Upscale chains also saw gains in profit, sales and guest traffic during the quarter. The segment was particularly hard-hit as business travel and vacation spending took a back seat to essentials throughout the recession.
Ruth’s Hospitality Inc., owner of the Ruth’s Chris Steak House chain, reported same-store sales at its flagship chain grew 4.9 percent in the third quarter. The boost was the chain’s best since the fourth quarter of 2006. The company also said the chain generated positive sales in California and Florida, the company’s two biggest markets and two states that have been devastated by the crash of the real estate market.
On a conference call with investors at the end of October, chief executive and president Mike P. O’Donnell said holiday party reservations — a large part of the company’s sales receipts in the fourth quarter — are up 17 percent from last year.
“We are looking forward to our most successful holiday private-dining season since 2007,” O’Donnell said.
O’Donnell’s optimism appears to be typical of the sector. Riehle said upscale-dining operators now have substantial optimism for the next six months because of a rise in business and international travel and an increase in disposable personal income from the troughs of 2007 and 2008.
“It’s not an optimal environment for growing higher-check full-service sales, but trends are definitely in the right direction,” he said. “As the market rises and incomes slowly move up, [diners] do loosen their purse strings.”
On the other end of the price spectrum, quick-service chains continued to grow sales in the third quarter, with stalwarts like McDonald’s Corp. reporting global same-store sales rising 6 percent and net income up 10 percent. Fast-casual chains also excelled during the quarter, with Panera Bread Co.’s net income jumping more than 20 percent and same-store sales growing nearly 7 percent. Einstein Noah Restaurant Group Inc., which owns a string of bakery-cafe chains, said systemwide same-store sales rose for the first time this year in the quarter.
Other quick-service chains, particularly in the pizza segment, were hurt by discounting, a practice common in the past year among operators competing for the value-focused customer.
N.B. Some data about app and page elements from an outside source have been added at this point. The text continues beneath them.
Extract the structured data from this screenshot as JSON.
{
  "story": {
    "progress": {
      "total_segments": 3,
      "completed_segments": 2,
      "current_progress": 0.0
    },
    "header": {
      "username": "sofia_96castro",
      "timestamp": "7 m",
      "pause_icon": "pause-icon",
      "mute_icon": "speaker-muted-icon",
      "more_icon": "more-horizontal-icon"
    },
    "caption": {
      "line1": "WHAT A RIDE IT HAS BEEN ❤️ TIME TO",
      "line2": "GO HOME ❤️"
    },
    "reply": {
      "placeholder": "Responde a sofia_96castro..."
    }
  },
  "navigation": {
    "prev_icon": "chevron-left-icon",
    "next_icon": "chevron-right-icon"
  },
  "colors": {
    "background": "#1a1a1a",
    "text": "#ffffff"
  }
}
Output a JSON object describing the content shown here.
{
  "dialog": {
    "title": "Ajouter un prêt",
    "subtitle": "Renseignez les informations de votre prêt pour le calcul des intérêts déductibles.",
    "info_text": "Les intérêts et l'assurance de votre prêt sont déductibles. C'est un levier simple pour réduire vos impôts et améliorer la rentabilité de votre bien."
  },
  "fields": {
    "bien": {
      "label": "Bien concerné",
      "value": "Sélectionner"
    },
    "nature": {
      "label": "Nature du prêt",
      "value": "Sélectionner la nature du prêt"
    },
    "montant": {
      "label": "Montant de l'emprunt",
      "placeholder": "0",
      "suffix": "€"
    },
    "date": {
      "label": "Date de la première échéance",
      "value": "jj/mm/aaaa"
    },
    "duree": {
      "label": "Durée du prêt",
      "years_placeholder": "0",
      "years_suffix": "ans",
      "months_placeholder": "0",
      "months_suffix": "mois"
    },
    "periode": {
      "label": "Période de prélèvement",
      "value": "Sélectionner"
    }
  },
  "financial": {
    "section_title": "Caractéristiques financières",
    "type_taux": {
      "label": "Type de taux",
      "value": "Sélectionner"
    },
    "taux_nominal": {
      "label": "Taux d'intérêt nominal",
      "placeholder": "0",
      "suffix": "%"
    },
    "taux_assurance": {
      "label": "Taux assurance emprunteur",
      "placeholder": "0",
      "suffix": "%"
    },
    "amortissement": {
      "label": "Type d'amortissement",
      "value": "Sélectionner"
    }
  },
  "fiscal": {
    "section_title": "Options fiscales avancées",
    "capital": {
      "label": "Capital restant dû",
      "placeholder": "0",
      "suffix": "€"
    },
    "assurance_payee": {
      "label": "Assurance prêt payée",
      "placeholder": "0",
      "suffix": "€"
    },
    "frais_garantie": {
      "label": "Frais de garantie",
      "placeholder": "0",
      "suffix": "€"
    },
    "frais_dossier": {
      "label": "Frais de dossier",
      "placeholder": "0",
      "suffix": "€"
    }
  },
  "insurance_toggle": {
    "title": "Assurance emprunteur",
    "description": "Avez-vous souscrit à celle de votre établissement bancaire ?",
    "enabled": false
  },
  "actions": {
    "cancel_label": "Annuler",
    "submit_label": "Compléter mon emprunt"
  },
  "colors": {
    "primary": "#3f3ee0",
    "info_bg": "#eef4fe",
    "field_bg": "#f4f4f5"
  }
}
At Papa John’s International Inc., profit rose about 7 percent but domestic same-store sales fell 1.6 percent at company-owned restaurants and 0.3 percent at franchised units because of discounting, which lowered average checks.
All restaurants have been relying somewhat on value-priced offerings to bring in more traffic during the past few years. Even upscale chains like Ruth’s Chris added lower-priced options to their menus. Ruth’s Classics program, which offers meals at $39.95 and $49.95 price points, are now mainstays of the chain’s menu. But discounts may not continue on all menu items. Hottovy said consumers could see some price increases in 2011 given increases in commodity prices.
“I don’t think we’re going to start to see a major increase given consumer sensitivity,” he said, “but maybe 1 to 2 percent gradually throughout the year.”
Most restaurants have already signed contracts for the first six to nine months of the year for key commodities that are integral to their menus. But once those contracts run out, higher commodity prices could hit margins and profit, necessitating a small price increase to keep profit at stable levels.
Jeff Omohundro, a Wells Fargo Securities analyst, said in a note to investors earlier this month that casual-dining chains and steakhouse restaurants could experience double-digit inflation next year.
“The latest forecast reflects a pickup in inflation for beef and potato/French fries commodities, offset in part by less anticipated inflation for chicken wings,” he said in the note.
While some restaurants may be pressured by higher commodity costs, others are already thinking about how to turn recent profits and sales into a bigger sales base. Although most chains have been reluctant to grow and open new locations, Texas Roadhouse said it would begin opening up new restaurants in 2011. The chain expects to open 20 new corporate locations next year.